So you've had a run-in with poison ivy, poison oak, or poison sumac, and your skin is itching. You’re covered in blisters on your arms, legs, and maybe even neck. Do you know what to do? How should you treat the blisters? Should you pop them or not? Are there any remedies that can make them go away more quickly?
You've probably heard mixed recommendations on how you should take care of them. Most agree that your first step is to wash the affected area with water to remove any oils on the skin's surface. But should you cover the blisters? This post will discuss how you handle poison oak, poison ivy, and poison sumac blisters and the best way to treat their rashes.
Poison ivy, oak, and sumac are all related poisonous plants. Poison ivy (Toxicodendron radicans) is the most common of these. These plants have concentrated oils, called urushiol, found in all parts of the plant that can cause an allergic reaction if they come in contact with your skin. These plants can cause a skin rash called urushiol-induced contact dermatitis.
The rash is not contagious and cannot spread from person to person. But, the oil can stay on your clothes, pet's fur, or gardening tools for a long time. If you touch something with the oil and then touch your skin, you can get a rash. It takes 12 to 48 hours after contact with the plant before symptoms appear.

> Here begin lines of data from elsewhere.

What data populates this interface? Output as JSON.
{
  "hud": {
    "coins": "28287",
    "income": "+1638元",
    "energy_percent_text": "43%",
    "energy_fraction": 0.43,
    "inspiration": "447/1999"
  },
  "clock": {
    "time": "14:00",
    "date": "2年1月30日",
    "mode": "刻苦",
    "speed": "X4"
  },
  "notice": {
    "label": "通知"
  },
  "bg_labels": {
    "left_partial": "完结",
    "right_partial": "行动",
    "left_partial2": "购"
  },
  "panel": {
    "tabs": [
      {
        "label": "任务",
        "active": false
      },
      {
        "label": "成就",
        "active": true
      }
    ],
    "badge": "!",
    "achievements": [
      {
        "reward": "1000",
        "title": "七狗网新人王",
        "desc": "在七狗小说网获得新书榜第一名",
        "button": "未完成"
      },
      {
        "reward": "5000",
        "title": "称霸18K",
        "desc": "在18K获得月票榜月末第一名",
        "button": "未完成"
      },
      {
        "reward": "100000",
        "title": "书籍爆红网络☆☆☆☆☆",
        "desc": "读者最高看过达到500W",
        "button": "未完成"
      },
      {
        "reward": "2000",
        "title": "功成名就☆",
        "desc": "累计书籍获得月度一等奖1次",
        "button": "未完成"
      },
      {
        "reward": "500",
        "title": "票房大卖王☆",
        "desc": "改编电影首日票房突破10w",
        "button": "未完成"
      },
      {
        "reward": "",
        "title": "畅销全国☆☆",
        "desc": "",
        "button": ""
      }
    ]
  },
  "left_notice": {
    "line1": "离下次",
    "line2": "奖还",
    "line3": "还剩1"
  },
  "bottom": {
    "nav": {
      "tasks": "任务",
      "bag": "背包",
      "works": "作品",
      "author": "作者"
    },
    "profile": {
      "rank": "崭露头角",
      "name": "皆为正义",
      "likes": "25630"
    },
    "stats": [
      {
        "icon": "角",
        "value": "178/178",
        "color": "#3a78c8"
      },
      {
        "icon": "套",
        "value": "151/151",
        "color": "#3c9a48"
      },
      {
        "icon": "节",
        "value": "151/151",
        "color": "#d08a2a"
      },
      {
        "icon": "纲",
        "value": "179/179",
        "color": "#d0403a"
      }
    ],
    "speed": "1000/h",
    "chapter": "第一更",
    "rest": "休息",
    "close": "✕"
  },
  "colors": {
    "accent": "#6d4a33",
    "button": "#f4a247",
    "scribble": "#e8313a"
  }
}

The severity and duration of the reaction depend on how much urushiol is in contact with your skin and how sensitive you are to it.
Blisters are a common immune response of our body when we react to urushiol oil in poison ivy, oak, and sumac. The blisters appear at the spot where the plant made contact with the skin, which is usually on exposed areas such as forearms, legs, and faces. Blisters can also appear in other areas after touching clothing or an object with urushiol on it.
When we touch poison ivy, oak, and sumac, our body can react by releasing histamines, which cause the skin to become red and bumpy (the bumps are called wheals). The blisters that form are due to the skin's natural reaction to being irritated—it swells up to protect against further damage. And because the oil can stay on your skin after exposure, new blisters can continue to form as your body keeps reacting.
Popping blisters is tempting, but it can lead to infection and scarring. The best thing you can do is leave them alone and loosely cover them with a bandage or clean cloth for protection. Follow these easy steps to take care of your unpopped blisters:
The classic image of a popped blister looks similar to a large whitehead with some redness around it, and it's typically flat or slightly raised. If your blisters are already popped, follow these easy steps.
Remember, if a blister pops or is removed by scratching or picking, the area will heal and develop a crust. This crust can last for two weeks or more as it heals.
The best defense against blisters is prevention, so take care of your skin before there's a problem! There are some great tips to prevent getting poison ivy, oak, or sumac sap on you:
Don't let an itch or a patch of poison ivy, oak or sumac ruin your hike or work. Be prepared with Tecnu Outdoor Solutions.
The best treatment for these rashes is to avoid these plants, but there's still a chance that the oil will get on your hands. If you know you're going to be spending time in the woods, it's worth it to carry some first aid in your backpack. To know more about how you can have a rash-free hike, visit our store now!